(INFORMATION PROVIDED Opens)

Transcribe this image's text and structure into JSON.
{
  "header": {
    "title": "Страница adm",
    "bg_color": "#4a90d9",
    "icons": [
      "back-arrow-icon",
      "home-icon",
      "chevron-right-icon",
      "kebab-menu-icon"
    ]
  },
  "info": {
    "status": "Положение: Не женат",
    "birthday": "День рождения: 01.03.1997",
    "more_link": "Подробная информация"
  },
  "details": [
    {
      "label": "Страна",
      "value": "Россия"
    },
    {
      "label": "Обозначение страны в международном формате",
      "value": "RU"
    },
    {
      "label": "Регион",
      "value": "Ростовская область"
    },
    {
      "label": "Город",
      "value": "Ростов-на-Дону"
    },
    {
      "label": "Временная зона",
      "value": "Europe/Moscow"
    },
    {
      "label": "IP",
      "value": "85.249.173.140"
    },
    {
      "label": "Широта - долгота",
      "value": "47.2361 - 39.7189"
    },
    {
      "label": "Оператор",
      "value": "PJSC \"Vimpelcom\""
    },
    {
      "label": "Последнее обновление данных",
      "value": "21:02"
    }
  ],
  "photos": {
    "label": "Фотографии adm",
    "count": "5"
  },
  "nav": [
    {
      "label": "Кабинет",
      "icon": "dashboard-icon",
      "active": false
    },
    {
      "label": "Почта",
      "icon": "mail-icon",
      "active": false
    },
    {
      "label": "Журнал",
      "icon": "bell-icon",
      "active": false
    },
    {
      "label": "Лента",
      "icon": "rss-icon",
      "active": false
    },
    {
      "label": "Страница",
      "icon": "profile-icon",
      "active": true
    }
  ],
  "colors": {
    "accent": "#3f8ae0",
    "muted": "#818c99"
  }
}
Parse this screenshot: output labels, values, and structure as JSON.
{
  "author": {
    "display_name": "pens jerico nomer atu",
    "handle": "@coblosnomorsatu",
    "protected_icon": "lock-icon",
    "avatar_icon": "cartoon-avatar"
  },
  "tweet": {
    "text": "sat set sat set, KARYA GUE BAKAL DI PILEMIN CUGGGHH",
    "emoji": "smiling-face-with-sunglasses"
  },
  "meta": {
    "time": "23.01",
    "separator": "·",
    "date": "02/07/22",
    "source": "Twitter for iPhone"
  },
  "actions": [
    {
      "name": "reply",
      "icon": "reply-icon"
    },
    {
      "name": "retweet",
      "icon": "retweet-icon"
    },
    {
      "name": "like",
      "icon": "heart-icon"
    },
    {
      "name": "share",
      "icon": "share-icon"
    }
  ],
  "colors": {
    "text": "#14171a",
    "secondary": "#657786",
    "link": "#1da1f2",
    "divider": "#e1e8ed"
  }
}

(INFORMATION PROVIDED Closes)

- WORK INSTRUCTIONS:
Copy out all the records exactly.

- WRITTEN REPLY:
Transcribe this image's text and structure into JSON.
{
  "header": {
    "title": "Страница adm",
    "bg_color": "#4a90d9",
    "icons": [
      "back-arrow-icon",
      "home-icon",
      "chevron-right-icon",
      "kebab-menu-icon"
    ]
  },
  "info": {
    "status": "Положение: Не женат",
    "birthday": "День рождения: 01.03.1997",
    "more_link": "Подробная информация"
  },
  "details": [
    {
      "label": "Страна",
      "value": "Россия"
    },
    {
      "label": "Обозначение страны в международном формате",
      "value": "RU"
    },
    {
      "label": "Регион",
      "value": "Ростовская область"
    },
    {
      "label": "Город",
      "value": "Ростов-на-Дону"
    },
    {
      "label": "Временная зона",
      "value": "Europe/Moscow"
    },
    {
      "label": "IP",
      "value": "85.249.173.140"
    },
    {
      "label": "Широта - долгота",
      "value": "47.2361 - 39.7189"
    },
    {
      "label": "Оператор",
      "value": "PJSC \"Vimpelcom\""
    },
    {
      "label": "Последнее обновление данных",
      "value": "21:02"
    }
  ],
  "photos": {
    "label": "Фотографии adm",
    "count": "5"
  },
  "nav": [
    {
      "label": "Кабинет",
      "icon": "dashboard-icon",
      "active": false
    },
    {
      "label": "Почта",
      "icon": "mail-icon",
      "active": false
    },
    {
      "label": "Журнал",
      "icon": "bell-icon",
      "active": false
    },
    {
      "label": "Лента",
      "icon": "rss-icon",
      "active": false
    },
    {
      "label": "Страница",
      "icon": "profile-icon",
      "active": true
    }
  ],
  "colors": {
    "accent": "#3f8ae0",
    "muted": "#818c99"
  }
}
Parse this screenshot: output labels, values, and structure as JSON.
{
  "author": {
    "display_name": "pens jerico nomer atu",
    "handle": "@coblosnomorsatu",
    "protected_icon": "lock-icon",
    "avatar_icon": "cartoon-avatar"
  },
  "tweet": {
    "text": "sat set sat set, KARYA GUE BAKAL DI PILEMIN CUGGGHH",
    "emoji": "smiling-face-with-sunglasses"
  },
  "meta": {
    "time": "23.01",
    "separator": "·",
    "date": "02/07/22",
    "source": "Twitter for iPhone"
  },
  "actions": [
    {
      "name": "reply",
      "icon": "reply-icon"
    },
    {
      "name": "retweet",
      "icon": "retweet-icon"
    },
    {
      "name": "like",
      "icon": "heart-icon"
    },
    {
      "name": "share",
      "icon": "share-icon"
    }
  ],
  "colors": {
    "text": "#14171a",
    "secondary": "#657786",
    "link": "#1da1f2",
    "divider": "#e1e8ed"
  }
}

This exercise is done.